Task description
Scan the records for the string "control" and copy every line that holds it.

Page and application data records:
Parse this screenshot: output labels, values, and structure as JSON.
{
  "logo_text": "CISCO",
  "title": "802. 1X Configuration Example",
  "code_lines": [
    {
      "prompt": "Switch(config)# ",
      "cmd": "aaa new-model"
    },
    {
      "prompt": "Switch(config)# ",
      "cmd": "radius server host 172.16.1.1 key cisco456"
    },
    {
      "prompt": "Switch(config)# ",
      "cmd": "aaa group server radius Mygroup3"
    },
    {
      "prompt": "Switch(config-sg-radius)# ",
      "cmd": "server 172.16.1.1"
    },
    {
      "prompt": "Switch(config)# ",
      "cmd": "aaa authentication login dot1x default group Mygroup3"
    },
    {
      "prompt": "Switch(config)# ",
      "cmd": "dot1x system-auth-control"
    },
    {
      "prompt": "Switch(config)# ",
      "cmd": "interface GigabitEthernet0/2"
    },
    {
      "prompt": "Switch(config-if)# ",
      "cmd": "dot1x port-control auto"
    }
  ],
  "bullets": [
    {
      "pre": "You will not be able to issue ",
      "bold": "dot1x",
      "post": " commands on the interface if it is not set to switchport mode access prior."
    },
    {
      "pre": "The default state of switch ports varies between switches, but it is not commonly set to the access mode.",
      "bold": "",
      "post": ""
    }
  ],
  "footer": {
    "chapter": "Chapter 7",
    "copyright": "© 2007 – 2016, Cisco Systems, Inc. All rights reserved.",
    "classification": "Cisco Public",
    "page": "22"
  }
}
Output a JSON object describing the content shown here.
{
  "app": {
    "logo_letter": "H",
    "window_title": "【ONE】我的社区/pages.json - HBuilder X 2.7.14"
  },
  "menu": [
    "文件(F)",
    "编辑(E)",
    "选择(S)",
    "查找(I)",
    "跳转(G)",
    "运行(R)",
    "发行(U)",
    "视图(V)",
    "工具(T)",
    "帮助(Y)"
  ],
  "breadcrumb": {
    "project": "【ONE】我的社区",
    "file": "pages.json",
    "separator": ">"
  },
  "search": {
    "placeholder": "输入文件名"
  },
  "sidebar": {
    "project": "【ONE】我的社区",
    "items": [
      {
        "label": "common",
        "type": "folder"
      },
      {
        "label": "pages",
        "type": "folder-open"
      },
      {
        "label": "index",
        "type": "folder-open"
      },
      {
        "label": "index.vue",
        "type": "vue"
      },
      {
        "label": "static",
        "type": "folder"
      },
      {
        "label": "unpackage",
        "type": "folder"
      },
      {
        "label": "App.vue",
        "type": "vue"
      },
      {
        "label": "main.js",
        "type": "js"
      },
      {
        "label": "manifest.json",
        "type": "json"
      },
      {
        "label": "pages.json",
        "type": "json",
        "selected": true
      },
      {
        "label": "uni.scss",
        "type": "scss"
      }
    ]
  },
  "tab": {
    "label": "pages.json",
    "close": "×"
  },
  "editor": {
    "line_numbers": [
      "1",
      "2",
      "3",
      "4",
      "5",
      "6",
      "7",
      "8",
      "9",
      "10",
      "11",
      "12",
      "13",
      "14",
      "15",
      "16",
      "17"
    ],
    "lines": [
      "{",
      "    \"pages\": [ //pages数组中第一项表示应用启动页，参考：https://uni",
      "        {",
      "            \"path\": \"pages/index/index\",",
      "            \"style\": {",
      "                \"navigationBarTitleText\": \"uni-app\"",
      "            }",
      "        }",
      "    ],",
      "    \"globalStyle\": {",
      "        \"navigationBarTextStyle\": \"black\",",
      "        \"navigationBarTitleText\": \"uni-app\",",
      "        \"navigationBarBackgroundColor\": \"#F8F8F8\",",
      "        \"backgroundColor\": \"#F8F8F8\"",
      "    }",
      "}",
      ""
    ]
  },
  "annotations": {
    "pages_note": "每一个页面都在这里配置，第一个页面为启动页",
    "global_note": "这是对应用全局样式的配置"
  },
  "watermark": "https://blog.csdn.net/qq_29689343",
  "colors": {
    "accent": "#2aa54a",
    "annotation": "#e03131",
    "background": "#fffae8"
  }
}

Task result
      "cmd": "dot1x system-auth-control"
      "cmd": "dot1x port-control auto"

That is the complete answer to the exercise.